THE DISTRIBUTION AND ULTRASTRUCTURE OF RENAL LYMPHATIC VESSELS PROLIFERATING IN RESPONSE TO KIDNEY INJURY IN THE DOG
- RE Nordquist
- RD Bell
- RJ Sinclair
- MJ Keyl
A study of lymphatic proliferation around the sites of chronic injury has clarified the process by which new lymphatic vessels are formed. Sterile wooden splinters were introduced through the renal capsule into the cortex and the medulla. Retrograde carbon injection of lymphatic trunks four weeks after splinter implantation revealed a profusion of new lymphatic vessels in the renal cortex with an extension of these vessels into the outer medulla of the dog. Ultrastructurally, these new lymphatic vessels were characterized by a large leading cell and absence of basement membrane and anchoring filaments. Carbon particles used as a lymphatic marker were found in both the lymphatic lumen and penetrating a small canal formed by the leading cell.

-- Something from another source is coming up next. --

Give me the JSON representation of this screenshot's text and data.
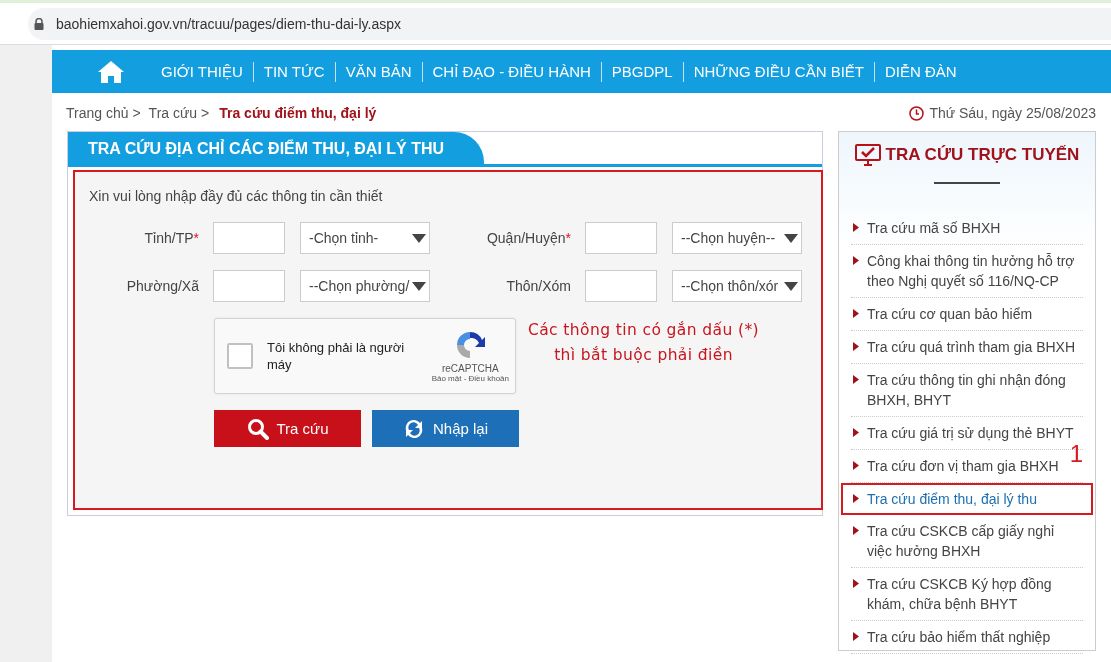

Thus, the present study supports the hypothesis that new lymphatics arise from endothelial sprouts of pre-existing lymphatic vessels.
How to Cite:
Nordquist, R. & Bell, R. & Sinclair, R. & Keyl, M., (1974) “THE DISTRIBUTION AND ULTRASTRUCTURE OF RENAL LYMPHATIC VESSELS PROLIFERATING IN RESPONSE TO KIDNEY INJURY IN THE DOG”, Lymphology 7(1), 32-36.